- [WHAT TO WORK ON] Please go through the records below and return every line holding the word "Output".
##### DATASET EXTRACT #####
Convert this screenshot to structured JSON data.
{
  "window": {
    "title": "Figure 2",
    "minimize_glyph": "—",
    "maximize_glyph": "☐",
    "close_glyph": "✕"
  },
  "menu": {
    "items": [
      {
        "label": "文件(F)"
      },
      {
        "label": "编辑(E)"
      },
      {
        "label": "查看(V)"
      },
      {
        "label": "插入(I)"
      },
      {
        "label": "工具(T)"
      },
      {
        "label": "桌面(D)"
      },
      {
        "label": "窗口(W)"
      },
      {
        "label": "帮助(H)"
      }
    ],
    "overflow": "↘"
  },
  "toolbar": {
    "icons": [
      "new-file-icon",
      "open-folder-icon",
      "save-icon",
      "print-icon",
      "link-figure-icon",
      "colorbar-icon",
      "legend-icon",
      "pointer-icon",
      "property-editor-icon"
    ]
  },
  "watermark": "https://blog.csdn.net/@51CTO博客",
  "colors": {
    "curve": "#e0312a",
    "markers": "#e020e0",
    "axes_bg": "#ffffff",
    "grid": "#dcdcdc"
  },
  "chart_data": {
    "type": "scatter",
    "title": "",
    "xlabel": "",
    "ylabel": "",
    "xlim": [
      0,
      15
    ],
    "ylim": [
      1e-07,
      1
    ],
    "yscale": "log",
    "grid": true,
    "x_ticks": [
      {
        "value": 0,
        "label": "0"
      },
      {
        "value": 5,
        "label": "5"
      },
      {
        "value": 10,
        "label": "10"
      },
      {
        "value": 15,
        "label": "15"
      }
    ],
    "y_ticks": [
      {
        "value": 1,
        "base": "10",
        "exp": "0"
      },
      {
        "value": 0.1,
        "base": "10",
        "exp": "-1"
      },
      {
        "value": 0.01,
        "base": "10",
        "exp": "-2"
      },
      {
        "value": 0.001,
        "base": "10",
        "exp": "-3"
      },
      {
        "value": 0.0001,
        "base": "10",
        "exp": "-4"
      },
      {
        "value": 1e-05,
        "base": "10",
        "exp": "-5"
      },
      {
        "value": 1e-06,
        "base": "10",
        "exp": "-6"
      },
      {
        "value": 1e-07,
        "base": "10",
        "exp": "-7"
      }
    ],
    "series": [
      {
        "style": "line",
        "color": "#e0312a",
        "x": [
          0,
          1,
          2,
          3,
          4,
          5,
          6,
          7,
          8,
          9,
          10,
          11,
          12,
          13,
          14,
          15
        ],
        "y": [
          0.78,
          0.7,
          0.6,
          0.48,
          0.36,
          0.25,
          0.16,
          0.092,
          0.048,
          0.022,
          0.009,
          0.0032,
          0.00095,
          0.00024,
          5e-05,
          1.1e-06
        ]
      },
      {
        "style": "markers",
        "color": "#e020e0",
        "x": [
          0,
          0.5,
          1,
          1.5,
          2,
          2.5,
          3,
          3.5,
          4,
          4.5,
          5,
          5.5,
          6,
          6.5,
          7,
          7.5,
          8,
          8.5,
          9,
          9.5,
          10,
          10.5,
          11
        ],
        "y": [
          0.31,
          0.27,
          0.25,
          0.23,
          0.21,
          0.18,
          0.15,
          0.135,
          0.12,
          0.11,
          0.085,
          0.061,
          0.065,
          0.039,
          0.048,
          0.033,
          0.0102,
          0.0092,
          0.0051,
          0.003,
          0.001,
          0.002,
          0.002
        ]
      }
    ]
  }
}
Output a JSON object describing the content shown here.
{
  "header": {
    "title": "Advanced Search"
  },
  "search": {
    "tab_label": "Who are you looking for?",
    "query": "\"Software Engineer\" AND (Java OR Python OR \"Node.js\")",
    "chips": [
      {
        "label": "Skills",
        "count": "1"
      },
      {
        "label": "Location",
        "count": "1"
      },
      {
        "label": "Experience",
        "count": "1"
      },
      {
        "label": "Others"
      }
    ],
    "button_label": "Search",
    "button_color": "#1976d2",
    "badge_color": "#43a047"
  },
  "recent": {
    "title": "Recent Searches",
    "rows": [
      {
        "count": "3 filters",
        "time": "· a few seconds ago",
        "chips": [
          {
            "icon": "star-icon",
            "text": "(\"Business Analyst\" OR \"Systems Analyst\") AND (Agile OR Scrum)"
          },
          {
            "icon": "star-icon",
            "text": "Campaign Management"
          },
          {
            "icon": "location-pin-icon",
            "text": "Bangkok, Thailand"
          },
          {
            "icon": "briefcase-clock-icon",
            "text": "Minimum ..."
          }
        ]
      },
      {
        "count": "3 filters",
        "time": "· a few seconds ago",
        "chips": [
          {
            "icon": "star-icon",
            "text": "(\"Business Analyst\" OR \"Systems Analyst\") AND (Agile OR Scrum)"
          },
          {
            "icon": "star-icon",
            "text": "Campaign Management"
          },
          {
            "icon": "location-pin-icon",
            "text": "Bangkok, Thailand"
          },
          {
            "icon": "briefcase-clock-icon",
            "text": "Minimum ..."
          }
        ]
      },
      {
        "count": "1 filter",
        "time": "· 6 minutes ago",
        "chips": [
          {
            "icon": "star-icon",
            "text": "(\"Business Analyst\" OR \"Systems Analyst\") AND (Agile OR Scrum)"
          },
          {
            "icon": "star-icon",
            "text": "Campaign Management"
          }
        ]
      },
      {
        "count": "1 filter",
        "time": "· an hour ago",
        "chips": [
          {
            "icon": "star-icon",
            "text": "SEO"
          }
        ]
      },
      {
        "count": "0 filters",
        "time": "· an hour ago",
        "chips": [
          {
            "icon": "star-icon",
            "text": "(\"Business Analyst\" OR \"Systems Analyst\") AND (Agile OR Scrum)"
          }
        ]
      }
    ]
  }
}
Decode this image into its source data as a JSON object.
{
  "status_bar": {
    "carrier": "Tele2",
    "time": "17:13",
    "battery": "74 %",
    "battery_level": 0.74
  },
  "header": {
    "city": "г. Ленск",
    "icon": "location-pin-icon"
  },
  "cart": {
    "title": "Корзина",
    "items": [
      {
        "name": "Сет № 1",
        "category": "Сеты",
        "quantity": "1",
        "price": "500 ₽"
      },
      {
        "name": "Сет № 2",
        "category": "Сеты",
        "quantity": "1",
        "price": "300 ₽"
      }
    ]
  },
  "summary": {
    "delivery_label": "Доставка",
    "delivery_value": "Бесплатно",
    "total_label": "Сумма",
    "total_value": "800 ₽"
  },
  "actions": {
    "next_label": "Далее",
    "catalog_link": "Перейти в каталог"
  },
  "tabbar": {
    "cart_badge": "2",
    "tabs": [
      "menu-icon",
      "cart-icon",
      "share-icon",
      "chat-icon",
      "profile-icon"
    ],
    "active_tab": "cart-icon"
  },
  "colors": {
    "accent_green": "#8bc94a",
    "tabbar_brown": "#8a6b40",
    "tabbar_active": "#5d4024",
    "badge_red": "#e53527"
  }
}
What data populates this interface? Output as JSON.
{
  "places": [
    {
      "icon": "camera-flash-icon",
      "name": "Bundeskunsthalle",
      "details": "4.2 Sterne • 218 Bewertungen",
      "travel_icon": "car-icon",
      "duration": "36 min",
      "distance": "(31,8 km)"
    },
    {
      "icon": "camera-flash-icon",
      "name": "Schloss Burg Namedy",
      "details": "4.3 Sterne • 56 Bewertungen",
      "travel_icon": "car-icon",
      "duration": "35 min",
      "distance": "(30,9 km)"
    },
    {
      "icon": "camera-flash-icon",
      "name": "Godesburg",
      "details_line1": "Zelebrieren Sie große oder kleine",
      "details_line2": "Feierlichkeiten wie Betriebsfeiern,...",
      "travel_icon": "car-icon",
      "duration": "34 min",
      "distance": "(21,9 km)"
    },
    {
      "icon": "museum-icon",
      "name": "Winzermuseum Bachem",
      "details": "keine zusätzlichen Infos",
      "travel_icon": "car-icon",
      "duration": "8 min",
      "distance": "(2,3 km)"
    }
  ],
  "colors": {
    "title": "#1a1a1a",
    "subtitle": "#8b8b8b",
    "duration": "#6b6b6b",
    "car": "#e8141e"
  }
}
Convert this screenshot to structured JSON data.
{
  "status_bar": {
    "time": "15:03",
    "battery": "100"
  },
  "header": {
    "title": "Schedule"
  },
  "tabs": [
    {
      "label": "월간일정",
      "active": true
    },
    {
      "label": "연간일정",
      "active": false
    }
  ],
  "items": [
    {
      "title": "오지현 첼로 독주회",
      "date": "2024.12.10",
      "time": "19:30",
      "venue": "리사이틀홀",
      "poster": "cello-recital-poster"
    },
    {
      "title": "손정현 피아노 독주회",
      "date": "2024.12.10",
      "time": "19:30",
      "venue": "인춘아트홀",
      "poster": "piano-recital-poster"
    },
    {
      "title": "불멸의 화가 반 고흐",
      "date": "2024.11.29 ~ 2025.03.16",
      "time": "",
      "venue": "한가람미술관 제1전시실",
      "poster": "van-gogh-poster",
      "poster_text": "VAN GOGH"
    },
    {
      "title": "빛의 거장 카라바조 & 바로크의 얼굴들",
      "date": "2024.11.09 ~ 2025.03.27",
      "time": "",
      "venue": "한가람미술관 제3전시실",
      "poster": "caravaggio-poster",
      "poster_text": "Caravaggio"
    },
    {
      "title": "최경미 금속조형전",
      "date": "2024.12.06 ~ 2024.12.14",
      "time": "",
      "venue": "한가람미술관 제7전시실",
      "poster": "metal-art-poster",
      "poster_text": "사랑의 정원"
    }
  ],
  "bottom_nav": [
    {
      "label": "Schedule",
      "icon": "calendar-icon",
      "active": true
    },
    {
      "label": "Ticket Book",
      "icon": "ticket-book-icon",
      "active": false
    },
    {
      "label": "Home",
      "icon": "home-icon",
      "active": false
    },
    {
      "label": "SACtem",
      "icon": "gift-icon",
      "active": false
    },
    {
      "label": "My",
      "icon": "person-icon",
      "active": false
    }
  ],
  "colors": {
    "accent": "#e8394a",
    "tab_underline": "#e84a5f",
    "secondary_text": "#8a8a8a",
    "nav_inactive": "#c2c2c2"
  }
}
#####
- [RESULT]
Output a JSON object describing the content shown here.
What data populates this interface? Output as JSON.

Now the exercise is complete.